### Problem
Read the records below. Copy each line where the string "HTTP" occurs.

### Records provided
┄┄┄┄┄┄┄┄┄┄

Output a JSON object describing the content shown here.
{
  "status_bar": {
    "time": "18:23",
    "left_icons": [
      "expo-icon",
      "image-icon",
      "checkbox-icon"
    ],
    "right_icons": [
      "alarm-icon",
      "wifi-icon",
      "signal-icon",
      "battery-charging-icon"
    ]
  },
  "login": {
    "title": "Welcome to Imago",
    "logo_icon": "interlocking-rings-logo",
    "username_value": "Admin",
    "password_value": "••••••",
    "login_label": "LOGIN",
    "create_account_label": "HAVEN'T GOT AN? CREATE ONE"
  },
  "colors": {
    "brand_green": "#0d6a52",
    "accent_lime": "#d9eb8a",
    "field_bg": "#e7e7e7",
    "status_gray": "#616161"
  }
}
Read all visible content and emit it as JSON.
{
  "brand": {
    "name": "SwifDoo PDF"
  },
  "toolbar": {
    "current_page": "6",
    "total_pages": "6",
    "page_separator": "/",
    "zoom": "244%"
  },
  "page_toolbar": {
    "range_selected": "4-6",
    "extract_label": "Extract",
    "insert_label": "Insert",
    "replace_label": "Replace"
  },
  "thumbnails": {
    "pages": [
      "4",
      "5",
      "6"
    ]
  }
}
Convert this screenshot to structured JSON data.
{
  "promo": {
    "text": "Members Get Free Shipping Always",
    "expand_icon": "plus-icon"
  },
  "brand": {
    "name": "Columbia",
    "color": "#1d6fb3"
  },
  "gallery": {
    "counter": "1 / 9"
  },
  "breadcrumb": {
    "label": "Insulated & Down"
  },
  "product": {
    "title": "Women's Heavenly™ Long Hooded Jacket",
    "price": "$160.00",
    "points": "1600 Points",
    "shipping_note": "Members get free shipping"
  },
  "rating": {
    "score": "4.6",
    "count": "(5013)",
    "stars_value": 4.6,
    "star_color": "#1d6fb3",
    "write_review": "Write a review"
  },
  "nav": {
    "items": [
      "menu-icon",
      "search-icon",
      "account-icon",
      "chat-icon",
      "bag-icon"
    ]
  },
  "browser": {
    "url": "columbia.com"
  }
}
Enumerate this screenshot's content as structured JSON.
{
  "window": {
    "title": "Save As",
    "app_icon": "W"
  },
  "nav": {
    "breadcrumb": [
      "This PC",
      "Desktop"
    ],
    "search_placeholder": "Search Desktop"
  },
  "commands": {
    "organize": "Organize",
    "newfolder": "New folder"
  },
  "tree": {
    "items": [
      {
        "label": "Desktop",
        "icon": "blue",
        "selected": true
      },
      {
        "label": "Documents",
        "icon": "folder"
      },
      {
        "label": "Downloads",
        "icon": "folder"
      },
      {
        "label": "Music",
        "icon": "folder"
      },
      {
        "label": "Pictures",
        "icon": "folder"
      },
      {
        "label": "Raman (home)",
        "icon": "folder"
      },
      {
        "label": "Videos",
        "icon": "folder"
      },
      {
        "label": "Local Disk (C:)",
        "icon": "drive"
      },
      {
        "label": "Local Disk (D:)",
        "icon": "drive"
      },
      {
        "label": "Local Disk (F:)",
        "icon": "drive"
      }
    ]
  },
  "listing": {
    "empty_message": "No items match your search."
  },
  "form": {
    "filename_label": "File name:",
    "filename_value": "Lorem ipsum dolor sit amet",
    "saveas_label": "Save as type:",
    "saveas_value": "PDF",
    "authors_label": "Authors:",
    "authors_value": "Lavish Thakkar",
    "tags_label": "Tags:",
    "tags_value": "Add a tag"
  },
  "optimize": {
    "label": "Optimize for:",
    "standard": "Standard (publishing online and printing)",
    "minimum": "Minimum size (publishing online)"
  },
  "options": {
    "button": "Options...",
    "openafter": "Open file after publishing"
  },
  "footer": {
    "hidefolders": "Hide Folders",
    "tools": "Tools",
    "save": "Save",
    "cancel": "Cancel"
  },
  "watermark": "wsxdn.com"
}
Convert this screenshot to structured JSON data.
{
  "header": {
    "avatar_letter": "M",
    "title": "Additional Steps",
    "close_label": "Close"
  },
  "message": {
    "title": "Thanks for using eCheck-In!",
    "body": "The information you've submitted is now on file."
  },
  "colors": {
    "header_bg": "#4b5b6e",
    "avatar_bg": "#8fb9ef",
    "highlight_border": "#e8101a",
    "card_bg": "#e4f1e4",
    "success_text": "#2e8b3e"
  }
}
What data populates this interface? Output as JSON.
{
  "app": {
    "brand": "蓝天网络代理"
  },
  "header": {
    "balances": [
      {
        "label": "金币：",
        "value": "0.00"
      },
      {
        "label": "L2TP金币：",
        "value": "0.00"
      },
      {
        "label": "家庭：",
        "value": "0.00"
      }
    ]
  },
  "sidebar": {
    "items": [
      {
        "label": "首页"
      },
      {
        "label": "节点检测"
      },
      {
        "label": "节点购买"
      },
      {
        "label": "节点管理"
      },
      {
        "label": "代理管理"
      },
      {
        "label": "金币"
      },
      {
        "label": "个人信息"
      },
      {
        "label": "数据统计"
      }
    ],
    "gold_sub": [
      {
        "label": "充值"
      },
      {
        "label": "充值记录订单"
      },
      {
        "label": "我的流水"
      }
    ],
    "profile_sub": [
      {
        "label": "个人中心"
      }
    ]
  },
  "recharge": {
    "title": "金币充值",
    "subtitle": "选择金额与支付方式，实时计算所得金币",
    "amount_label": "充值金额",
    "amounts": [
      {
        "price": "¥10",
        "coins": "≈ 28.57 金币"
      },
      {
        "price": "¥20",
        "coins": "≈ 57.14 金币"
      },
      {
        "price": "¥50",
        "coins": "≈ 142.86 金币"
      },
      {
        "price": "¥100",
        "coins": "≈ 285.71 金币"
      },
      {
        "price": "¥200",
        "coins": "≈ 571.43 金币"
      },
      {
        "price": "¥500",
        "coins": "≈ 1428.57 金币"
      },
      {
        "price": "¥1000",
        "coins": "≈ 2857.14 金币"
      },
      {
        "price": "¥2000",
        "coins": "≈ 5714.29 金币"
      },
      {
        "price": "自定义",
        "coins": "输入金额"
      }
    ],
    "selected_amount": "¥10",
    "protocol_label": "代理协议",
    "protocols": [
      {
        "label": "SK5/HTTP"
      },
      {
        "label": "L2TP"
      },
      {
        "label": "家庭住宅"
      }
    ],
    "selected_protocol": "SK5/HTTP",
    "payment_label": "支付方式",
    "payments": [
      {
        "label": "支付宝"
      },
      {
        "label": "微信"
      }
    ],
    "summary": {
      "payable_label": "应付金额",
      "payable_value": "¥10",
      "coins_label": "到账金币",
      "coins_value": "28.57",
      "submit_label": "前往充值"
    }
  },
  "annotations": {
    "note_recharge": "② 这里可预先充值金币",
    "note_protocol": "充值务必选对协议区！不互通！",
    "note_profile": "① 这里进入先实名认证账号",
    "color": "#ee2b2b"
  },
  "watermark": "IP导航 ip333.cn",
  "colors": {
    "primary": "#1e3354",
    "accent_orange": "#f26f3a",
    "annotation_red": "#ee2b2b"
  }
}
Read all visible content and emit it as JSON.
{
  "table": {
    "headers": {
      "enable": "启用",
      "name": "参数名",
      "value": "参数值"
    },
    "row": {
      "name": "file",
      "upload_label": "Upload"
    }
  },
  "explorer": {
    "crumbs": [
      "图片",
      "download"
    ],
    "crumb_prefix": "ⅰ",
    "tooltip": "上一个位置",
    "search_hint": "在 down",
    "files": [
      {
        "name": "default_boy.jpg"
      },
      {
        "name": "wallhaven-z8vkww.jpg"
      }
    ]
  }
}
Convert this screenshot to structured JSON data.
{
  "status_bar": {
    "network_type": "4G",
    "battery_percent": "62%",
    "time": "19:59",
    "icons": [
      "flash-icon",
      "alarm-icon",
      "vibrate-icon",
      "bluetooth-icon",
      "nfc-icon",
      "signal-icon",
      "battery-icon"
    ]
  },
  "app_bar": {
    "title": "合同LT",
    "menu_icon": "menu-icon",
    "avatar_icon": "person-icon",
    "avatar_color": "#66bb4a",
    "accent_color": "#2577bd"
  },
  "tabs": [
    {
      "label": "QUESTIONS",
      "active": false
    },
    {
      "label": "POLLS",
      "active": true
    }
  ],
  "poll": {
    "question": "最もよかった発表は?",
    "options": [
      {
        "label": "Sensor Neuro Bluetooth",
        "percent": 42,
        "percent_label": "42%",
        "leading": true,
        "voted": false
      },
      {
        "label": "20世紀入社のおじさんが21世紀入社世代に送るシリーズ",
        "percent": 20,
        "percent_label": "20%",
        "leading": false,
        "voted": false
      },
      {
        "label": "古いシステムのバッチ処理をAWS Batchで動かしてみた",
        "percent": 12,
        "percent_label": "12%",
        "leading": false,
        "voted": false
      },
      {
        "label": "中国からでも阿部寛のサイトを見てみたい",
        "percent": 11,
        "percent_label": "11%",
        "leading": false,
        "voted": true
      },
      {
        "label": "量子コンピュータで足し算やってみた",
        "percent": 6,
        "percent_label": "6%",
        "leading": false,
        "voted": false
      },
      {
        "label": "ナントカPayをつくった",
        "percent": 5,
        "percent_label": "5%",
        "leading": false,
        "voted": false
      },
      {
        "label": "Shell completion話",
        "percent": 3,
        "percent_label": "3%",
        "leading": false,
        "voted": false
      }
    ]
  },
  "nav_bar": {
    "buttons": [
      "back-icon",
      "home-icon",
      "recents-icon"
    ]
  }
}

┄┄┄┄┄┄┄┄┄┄

### Exercise answer
        "label": "SK5/HTTP"
    "selected_protocol": "SK5/HTTP",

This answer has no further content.